When implementing remote work policies, leaders often default to what feels familiar from their own in-office experiences. The dangerous judgment error known as the confirmation bias causes them to seek out information that validates their existing beliefs and assumptions.
For example, a manager who thrived in an office setting may unconsciously discount evidence that distributed teams can be just as productive and connected. They end up creating remote policies that force old workflows rather than embracing new approaches.
To counter confirmation bias, managers must proactively expose themselves to contrary perspectives from remote staff on the front lines. This will broaden their understanding and prevent reliance on a narrow “office-first” viewpoint.
Bridge the Empathy Gap
Leaders often struggle to empathize with the day-to-day realities of their remote employees. This empathy gap makes it harder to provide the support and accommodation that distributed teams need.
Bridging the empathy gap starts with asking remote workers direct questions: What are your biggest challenges day-to-day? How could our policies be adapted to improve your experience? Regular check-ins focused on the remote experience are key.
When remote workers feel their leaders understand and care about their unique needs, they are more engaged, included and empowered to do their best work.
Address the Risk of Proximity Bias
Studies show that remote workers can be overlooked for career opportunities compared to those who work on-site, a problem known as the proximity bias. Since they have fewer casual interactions with leadership, their contributions are less visible.
Ramos emphasizes that inclusion takes continuous effort as organizations grow and evolve. Bounteous acquired several companies with existing office cultures, which took time to integrate into their remote-first model.
They mitigate proximity bias through practices like rotating meeting times to accommodate different time zones. Virtual employees have equal opportunities to showcase work and connect with higher-ups.
Leverage AI as an Enabling Force
Emerging technologies like generative AI have the potential to enhance remote collaboration. Ramos pointed out that AI can optimize workflows, information sharing and 24/7 global coordination.
However, she notes that human connection remains indispensable, even as tools automate certain tasks and processes. In an increasingly digital work environment, companies should use technology to augment (not replace) real relationships.
Reframe the Office as a Hub, Not Headquarters
Given how ingrained physical offices are in corporate culture, it’s easy to default to an “out of sight, out of mind” mentality with remote teams. Ramos stresses that today’s distributed organizations can never go fully back to the old model.
She believes offices will transition to more flexible “collaboration hubs” where teams periodically convene in person around shared projects vs. clocking in each morning at a central HQ.
As more companies embrace hybrid policies, offices will become just one zone of collaboration rather than the nexus of all work. This shift requires a workforce where on-site and remote employees are equally empowered.
Prioritize Asynchronous Communication
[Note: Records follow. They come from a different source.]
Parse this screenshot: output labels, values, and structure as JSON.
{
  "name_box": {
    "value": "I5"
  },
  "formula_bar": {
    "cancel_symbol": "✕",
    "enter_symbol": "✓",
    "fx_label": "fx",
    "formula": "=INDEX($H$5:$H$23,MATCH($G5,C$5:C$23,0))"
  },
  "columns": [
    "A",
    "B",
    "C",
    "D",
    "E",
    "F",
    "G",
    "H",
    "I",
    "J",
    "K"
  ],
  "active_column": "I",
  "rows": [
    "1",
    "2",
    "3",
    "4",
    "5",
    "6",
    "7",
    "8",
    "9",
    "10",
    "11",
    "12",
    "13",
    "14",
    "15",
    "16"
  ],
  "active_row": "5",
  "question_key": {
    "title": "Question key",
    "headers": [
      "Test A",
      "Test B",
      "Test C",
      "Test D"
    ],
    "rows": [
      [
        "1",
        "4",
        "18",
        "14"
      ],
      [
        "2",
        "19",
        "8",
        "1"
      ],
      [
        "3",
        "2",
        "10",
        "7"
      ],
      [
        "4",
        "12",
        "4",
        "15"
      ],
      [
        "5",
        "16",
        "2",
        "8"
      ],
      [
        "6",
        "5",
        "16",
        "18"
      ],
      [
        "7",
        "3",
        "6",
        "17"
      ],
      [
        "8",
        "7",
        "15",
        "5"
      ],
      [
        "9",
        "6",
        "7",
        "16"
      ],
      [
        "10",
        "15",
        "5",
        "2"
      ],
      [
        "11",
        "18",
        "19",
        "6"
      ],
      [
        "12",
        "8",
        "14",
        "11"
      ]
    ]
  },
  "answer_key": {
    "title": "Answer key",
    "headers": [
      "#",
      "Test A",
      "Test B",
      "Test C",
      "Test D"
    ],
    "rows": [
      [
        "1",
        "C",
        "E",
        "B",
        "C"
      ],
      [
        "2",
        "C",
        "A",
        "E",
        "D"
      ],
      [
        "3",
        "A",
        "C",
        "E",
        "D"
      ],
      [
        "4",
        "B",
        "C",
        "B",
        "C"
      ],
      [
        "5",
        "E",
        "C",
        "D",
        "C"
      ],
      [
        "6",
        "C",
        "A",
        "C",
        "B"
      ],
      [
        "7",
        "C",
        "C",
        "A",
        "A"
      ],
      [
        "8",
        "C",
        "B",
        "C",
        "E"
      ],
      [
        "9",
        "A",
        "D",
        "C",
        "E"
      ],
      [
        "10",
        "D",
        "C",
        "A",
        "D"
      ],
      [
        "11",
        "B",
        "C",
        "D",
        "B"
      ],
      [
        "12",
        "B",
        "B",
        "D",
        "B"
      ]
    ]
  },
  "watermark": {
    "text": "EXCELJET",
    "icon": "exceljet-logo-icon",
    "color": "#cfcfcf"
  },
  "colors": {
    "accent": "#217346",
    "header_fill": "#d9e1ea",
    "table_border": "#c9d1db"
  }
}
Synchronous video meetings can be draining for remote staff across different time zones. Ramos explains that Bounteous relies heavily on asynchronous platforms like Slack, Microsoft Teams and Google Docs.
With workers spread globally, documentation and written updates are vital. Remote teams need workflows optimized for coworkers in different locations, not just supporting those in the office.
The remote work genie is out of the bottle. While the pandemic demonstrated that distributed work is possible, leading companies recognize it takes real investment to do it well at scale.
Success requires fundamentally rethinking not just where people work, but how they engage, collaborate and identify with the organization. As Bounteous demonstrates, with the right foundations a thriving remote workforce is not just possible; it’s already here.